++++ DATASET EXCERPTS

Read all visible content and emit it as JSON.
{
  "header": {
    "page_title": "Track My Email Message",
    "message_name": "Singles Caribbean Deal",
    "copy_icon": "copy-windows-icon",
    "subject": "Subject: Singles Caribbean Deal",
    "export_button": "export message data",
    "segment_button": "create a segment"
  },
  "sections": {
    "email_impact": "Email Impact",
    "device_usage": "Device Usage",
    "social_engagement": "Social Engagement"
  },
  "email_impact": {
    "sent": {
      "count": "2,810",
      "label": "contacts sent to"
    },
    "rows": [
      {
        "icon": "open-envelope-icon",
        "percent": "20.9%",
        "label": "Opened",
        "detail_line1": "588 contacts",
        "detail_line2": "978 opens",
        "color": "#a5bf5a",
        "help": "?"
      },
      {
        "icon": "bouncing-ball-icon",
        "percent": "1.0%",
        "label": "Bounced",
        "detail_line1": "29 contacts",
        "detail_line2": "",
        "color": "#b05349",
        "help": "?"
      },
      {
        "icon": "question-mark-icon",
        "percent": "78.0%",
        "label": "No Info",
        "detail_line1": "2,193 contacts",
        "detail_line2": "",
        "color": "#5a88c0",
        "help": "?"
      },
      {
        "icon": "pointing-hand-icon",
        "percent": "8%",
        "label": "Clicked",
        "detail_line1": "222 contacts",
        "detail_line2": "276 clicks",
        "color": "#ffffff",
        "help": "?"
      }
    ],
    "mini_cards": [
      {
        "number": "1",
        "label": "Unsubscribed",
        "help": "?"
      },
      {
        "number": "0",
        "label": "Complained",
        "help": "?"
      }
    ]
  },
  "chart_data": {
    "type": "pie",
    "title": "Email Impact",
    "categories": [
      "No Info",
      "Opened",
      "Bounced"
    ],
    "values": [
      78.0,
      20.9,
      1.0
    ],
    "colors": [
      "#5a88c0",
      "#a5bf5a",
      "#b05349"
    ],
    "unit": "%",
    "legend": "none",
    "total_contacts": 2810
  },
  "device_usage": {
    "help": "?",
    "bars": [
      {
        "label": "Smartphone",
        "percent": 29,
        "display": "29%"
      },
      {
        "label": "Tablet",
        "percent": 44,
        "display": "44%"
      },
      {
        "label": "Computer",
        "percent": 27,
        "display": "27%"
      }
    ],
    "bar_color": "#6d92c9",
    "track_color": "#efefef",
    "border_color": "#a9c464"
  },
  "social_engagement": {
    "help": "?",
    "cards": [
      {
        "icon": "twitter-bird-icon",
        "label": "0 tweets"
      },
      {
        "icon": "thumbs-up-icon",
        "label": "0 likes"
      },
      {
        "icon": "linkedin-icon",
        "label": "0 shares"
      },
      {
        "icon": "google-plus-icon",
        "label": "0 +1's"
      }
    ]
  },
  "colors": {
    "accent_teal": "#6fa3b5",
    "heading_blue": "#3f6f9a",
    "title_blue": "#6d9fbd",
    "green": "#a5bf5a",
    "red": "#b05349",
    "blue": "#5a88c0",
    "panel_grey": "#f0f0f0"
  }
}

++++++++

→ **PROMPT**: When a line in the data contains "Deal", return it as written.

→ **WRITTEN ANSWER**:
    "message_name": "Singles Caribbean Deal",
    "subject": "Subject: Singles Caribbean Deal",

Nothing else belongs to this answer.